DATA FOR THE TASK section start

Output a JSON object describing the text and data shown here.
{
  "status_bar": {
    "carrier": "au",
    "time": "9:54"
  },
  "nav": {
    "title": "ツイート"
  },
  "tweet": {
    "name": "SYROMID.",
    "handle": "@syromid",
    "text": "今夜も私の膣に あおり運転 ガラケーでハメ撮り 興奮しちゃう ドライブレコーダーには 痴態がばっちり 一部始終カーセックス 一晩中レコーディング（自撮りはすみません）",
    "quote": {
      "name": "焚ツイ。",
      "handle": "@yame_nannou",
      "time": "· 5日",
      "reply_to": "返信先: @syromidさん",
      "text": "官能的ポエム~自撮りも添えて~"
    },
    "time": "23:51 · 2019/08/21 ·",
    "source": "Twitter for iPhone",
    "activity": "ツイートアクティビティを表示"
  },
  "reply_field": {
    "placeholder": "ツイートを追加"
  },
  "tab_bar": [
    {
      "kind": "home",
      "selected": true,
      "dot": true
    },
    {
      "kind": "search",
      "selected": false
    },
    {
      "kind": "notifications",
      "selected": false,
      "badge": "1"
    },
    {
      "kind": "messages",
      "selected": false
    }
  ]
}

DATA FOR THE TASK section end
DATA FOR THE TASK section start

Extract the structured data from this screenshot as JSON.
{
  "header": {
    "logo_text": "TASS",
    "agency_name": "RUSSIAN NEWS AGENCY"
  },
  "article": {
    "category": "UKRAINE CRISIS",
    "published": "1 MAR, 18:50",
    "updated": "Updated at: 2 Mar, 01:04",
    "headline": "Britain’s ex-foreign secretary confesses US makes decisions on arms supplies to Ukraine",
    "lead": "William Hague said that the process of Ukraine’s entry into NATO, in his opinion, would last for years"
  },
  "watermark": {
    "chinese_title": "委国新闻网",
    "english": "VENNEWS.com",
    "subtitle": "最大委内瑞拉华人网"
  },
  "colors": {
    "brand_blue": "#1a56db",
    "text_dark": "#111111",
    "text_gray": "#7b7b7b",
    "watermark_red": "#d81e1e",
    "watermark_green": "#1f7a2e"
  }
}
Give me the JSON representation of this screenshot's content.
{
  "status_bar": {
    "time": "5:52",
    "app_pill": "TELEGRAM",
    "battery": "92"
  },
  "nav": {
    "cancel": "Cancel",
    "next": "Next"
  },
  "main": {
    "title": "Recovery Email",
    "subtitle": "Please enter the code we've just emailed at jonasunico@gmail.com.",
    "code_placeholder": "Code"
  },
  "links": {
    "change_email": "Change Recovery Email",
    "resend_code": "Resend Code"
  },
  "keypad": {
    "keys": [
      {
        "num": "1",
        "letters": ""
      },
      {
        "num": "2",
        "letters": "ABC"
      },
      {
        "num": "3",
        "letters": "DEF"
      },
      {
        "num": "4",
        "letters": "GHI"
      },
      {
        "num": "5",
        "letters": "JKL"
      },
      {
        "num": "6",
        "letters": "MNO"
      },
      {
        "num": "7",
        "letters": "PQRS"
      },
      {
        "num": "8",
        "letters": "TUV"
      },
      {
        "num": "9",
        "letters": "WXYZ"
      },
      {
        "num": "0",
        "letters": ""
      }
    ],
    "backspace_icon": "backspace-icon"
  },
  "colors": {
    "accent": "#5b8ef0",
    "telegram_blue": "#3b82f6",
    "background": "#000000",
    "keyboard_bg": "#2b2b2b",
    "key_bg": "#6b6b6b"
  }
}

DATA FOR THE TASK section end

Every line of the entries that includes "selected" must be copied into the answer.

**SOLVED EXERCISE**
      "selected": true,
      "selected": false
      "selected": false,
      "selected": false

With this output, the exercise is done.